* PROBLEM DETAILS: If a line in the data below holds the word "this", copy it.

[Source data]
--*--

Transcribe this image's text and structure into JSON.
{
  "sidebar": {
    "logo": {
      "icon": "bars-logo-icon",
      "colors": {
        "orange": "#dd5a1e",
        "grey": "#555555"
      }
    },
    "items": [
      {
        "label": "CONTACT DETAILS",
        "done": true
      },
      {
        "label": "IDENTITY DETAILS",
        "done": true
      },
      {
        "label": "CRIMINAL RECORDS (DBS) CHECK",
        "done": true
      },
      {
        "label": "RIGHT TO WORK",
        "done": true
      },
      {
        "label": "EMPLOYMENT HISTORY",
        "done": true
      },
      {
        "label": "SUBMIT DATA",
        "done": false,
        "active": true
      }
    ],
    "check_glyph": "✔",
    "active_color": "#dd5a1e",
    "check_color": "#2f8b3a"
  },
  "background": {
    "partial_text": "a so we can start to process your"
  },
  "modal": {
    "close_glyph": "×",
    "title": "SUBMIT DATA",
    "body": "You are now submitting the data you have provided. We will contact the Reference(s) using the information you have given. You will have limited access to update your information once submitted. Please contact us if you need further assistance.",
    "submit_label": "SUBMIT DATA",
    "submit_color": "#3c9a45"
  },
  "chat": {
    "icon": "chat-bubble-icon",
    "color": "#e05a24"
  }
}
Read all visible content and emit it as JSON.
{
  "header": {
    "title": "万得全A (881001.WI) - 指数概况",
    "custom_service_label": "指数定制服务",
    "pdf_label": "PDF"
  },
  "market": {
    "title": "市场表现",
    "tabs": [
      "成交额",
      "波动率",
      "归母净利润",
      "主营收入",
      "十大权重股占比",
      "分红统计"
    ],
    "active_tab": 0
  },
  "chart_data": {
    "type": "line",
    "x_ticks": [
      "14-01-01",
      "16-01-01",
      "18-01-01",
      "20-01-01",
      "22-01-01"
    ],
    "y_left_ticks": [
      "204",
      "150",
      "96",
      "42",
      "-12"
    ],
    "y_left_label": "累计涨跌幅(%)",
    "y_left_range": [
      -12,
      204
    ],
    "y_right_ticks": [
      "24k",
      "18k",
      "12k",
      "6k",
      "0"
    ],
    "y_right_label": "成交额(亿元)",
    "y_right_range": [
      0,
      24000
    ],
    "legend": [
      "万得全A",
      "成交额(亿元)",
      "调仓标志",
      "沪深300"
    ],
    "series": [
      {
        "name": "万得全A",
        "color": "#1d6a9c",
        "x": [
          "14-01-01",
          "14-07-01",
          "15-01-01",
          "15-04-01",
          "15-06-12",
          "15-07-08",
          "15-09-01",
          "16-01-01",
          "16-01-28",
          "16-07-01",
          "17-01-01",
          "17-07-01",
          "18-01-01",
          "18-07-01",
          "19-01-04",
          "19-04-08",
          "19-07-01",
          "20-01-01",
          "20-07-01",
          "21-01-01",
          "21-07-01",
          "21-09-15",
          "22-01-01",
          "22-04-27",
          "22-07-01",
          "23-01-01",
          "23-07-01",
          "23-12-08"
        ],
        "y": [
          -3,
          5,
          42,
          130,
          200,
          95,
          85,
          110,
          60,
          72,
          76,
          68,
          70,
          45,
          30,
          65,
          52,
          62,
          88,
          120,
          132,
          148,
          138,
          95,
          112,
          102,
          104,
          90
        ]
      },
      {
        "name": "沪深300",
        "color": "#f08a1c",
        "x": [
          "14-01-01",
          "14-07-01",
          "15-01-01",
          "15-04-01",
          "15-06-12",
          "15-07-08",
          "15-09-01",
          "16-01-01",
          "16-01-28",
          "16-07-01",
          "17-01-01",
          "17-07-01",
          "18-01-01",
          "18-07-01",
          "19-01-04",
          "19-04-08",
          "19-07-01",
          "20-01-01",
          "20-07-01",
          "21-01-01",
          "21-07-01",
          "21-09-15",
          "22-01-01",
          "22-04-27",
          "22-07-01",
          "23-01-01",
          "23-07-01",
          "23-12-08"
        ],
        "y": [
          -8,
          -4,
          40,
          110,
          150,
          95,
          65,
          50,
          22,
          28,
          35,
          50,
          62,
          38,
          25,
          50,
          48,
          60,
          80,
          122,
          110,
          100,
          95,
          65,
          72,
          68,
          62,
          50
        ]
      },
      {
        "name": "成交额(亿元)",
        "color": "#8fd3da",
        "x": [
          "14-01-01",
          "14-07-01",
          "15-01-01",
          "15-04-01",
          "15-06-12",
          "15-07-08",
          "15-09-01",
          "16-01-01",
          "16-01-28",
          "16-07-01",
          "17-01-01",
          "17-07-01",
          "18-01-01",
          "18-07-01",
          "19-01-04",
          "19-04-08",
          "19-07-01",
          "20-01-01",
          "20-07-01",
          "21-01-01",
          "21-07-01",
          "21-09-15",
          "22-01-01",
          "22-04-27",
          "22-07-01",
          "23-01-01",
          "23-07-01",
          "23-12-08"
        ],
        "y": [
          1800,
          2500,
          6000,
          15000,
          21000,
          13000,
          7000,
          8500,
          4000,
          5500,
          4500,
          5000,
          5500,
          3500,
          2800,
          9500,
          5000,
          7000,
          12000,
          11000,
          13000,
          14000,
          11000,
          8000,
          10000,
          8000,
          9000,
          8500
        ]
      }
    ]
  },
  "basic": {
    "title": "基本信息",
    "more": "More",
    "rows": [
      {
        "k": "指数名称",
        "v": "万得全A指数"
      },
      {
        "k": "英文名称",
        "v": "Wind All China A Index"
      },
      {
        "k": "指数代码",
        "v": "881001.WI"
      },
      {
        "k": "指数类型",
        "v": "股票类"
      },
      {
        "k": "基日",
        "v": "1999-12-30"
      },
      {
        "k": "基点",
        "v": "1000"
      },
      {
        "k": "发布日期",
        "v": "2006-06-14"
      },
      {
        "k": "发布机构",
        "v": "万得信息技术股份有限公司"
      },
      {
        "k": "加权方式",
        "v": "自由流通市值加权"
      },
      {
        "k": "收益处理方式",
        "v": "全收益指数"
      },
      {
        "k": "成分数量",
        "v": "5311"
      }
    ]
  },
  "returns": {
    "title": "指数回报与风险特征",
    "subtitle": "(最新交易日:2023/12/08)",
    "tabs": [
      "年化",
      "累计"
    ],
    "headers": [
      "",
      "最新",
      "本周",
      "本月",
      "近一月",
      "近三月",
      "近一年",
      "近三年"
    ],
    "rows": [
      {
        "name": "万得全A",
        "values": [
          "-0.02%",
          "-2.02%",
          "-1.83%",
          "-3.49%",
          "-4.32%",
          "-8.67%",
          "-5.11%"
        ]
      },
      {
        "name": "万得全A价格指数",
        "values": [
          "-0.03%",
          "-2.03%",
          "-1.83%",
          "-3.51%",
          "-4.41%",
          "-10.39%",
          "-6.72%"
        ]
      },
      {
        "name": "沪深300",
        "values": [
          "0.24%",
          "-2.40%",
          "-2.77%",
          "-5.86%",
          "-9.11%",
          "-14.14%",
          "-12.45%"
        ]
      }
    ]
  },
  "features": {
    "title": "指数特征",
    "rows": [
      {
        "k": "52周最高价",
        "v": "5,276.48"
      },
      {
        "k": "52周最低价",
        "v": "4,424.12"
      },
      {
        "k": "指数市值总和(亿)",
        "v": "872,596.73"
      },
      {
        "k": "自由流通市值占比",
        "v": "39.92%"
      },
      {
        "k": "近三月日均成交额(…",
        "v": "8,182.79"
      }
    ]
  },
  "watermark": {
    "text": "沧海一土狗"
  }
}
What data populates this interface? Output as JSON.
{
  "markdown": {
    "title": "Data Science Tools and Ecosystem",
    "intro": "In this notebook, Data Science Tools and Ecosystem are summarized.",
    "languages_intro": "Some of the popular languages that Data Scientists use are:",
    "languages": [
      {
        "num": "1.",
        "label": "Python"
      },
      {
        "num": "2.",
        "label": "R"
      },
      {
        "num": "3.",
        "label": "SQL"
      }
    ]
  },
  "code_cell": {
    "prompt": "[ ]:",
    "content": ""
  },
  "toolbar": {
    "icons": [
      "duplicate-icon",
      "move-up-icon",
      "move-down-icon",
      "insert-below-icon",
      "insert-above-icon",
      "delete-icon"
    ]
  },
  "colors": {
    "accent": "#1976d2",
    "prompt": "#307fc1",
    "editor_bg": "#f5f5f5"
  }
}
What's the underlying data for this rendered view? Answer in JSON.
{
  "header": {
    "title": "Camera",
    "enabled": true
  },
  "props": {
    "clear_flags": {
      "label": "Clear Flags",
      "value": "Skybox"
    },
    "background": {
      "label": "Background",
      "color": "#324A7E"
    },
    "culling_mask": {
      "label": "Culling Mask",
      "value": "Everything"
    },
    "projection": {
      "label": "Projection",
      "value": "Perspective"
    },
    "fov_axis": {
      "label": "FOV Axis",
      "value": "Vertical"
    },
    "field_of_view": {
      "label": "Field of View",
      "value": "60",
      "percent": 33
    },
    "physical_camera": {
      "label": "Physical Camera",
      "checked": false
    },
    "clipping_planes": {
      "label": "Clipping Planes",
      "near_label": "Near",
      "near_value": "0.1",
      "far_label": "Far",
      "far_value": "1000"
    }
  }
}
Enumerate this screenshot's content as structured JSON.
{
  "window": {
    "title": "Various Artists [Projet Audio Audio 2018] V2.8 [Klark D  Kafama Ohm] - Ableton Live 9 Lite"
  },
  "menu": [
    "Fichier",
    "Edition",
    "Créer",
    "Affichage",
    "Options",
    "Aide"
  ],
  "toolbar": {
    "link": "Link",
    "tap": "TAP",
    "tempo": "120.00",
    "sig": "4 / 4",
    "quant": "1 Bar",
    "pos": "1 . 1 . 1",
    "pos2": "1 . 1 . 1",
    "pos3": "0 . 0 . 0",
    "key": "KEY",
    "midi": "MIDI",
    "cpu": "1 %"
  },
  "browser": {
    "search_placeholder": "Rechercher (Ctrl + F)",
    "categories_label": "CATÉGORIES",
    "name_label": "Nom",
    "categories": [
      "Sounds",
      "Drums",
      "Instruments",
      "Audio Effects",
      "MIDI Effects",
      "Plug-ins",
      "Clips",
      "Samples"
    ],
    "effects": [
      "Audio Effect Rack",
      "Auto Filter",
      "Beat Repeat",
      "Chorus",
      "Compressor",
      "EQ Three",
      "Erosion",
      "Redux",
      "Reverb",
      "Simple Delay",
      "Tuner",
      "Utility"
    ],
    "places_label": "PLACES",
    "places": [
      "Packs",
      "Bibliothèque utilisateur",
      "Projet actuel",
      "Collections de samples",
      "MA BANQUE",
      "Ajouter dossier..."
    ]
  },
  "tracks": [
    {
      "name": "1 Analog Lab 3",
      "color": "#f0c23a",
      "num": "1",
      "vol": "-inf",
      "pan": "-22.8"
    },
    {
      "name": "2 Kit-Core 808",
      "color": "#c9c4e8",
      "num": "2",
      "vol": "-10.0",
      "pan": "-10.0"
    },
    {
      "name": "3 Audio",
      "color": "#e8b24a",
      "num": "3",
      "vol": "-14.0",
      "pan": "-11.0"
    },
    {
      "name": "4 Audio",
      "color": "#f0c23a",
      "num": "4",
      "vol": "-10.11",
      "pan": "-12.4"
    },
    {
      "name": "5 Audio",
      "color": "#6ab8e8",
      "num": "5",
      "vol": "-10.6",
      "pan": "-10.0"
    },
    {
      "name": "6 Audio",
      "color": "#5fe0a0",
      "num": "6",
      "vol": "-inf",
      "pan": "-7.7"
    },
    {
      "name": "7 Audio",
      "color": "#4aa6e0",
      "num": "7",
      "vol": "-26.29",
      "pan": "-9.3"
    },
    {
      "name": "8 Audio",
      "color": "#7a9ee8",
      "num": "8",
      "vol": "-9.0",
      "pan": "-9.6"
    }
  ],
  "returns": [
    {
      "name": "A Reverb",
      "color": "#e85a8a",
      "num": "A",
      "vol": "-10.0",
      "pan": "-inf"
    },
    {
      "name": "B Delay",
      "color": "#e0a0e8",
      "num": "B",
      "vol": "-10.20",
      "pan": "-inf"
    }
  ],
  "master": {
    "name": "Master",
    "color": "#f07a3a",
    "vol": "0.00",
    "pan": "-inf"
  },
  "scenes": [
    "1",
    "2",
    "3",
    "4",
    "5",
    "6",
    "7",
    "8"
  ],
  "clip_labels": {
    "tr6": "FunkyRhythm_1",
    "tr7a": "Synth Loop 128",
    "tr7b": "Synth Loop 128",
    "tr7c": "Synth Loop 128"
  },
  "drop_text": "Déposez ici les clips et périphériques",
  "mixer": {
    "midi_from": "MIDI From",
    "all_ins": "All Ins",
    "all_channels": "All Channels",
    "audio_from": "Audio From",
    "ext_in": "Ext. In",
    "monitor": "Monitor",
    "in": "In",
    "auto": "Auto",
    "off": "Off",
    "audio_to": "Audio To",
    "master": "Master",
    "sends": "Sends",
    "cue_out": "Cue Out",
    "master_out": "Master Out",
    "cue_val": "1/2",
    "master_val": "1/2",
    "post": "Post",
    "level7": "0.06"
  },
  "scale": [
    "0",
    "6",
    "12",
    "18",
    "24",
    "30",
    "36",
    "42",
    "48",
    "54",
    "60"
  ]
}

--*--

* ANSWER TO THE PROBLEM:
Transcribe this image's text and structure into JSON.
What data populates this interface? Output as JSON.
    "intro": "In this notebook, Data Science Tools and Ecosystem are summarized.",
What's the underlying data for this rendered view? Answer in JSON.
Enumerate this screenshot's content as structured JSON.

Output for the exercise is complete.